I believed that I was about to embark on a terrible journey. I saw on my gaming horizon three things: cats, cute pun based humor, and the internet onomatopoeia “nyan.” Let me tell you folks that I did fear this journey, mightily. An RPG, classic in every sense of the word, filled with my primary annoyances and feline pet peeves and set up for long, dialogue filled grinds felt a task to tall to overcome.
However, unsurprisingly to most people in my orbit, I was incredibly wrong. Chronicles of Nyanya is not the painful slog that it may appear to be. A growing cult fandom surrounding this incredibly indie effort is the direct result of this game’s hidden brilliance. The game itself doesn’t have many innovative or new concepts, but the fundamentals are executed wonderfully within a black comedy narrative that is well-written and surprisingly fresh.
The Chronicles of Nyanya begins with hilariously campy tragedy and sets the tone for the rest of the game. Its atmosphere is serious and dark, kicking off with a sudden invasion leaving an entire village burned and dead. Instead of interjecting any silliness, or ruining the tone with non-appropriate dialogue, the game mines laughs up out of the sadness of the moment. Throughout the game to come that attitude remains, with jokes and good lines falling naturally within the emotions of the moment.
The opening also sets up the backstory for Catair, the feline heroine of our story. As the game goes along friends come and go, tasks become more and more epic, and the themes of loss, revenge, and the social value of a shared need are explored. All this in a game that isn’t serious in tone, and is lighthearted and fun, filled with kook and camp. The story is light and serious all at once, and feels multi-dimensional in ways that you just simply would never expect with a cat humor based RPG.
The game is built in RPG Maker and you can tell that from the start. The gameplay is very rudimentary RPG, one of the 8-bit era. It looks great, but it is basic to the point of point and click at most times. I like that I can play the game entirely with a mouse, though, and the game was also instantly compatible with my Xbox and my SNES style PC controller.
The battles are the standard turn-based affairs that are the signature of RPG games. You can attack, you can use a set of special moves, and most characters have some form of defensive move as well that can protect them, or the party from damage. Item use is also available as always, but the game does make it so that certain characters use certain items, so you’ll need the keep party members alive for more reasons than just their specific attacks.
That said, the battles are not as cut and dry as you would expect with this basic gameplay style. The balance of enemy and player power is shifted more towards the enemy than in most games, so this forces you to use the defensive abilities of the characters much more consistently.

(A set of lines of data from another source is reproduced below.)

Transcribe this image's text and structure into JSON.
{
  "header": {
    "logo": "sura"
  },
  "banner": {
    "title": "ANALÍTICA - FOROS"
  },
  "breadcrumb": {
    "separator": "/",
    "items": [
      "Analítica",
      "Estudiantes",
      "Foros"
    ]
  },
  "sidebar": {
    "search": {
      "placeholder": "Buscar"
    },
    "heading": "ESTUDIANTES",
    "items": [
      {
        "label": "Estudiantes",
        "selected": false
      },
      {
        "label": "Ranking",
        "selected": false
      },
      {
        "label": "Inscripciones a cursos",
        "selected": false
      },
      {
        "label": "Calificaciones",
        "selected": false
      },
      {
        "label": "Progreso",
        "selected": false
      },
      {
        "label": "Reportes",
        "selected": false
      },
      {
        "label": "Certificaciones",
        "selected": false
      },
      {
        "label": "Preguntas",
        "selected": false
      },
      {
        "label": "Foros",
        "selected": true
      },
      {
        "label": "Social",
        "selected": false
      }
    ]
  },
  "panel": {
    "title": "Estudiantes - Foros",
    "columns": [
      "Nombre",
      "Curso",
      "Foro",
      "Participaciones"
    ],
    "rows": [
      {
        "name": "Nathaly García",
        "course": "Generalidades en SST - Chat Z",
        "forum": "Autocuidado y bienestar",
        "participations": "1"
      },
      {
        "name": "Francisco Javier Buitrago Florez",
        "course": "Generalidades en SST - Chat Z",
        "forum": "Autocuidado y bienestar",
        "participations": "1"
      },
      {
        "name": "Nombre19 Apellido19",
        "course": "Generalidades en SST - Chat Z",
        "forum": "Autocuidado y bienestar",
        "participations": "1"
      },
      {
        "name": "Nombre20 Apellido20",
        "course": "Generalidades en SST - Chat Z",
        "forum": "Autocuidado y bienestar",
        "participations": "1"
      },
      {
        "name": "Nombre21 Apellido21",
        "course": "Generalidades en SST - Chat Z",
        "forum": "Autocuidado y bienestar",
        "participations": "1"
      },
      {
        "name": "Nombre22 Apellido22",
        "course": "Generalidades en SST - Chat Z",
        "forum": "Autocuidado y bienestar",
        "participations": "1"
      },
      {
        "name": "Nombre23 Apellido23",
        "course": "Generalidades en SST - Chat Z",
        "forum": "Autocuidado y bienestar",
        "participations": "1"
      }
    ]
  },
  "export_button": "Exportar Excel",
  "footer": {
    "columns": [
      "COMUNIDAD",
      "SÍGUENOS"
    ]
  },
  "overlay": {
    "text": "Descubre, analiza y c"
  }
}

Because of this, the battles are more complicated and provide a deeper challenge than what normally you’d expect with turn based RPG gameplay.
The humor of the game can also be found throughout each element of the battles, with attack names longer than anyone ever wanted or needed and chock full of cat puns and RPG side tropes, such as a meteor style attack that replaces the god-cast stone of judgement for a housewife-cast slipper at a bad, bad kitty.
If there is any complaint I would have with the game it would be that there is far more dialogue and travelling than actual battles, and this can make the game drag at times. The game also crashed on me several times while playing. This kind of issue can cause a massive amount of frustration and potentially could make gamers abandon the game altogether in a rage if a large portion of progress is lost to a sudden crash.
While basic in implementation, the art of the game is actually quite good. I love the character designs and the cartoony art style, and especially enjoy the world they have created, with bread roll horses and buildings that are just overturned cardboard boxes. I also find the music has a shockingly high quality, with jaunty and fun songs interspersed with tone-setting sounds.
The Chronicles of Nyanya
The Chronicles of Nyanya looks like a bad dream, but is actually one of the most refreshing and fun RPGs that I have played in a long, long time. There is so much to love about the story and the dialogue, and the humor of the game is witty, smart, and charming. Battles are basic as is the gameplay throughout, but there are certain tweaks to that which provide more challenge and cerebrality. There are some small issues, and one big game crashing issue that drags the quality down, but overall this is a surprise triumph and well worth your attention.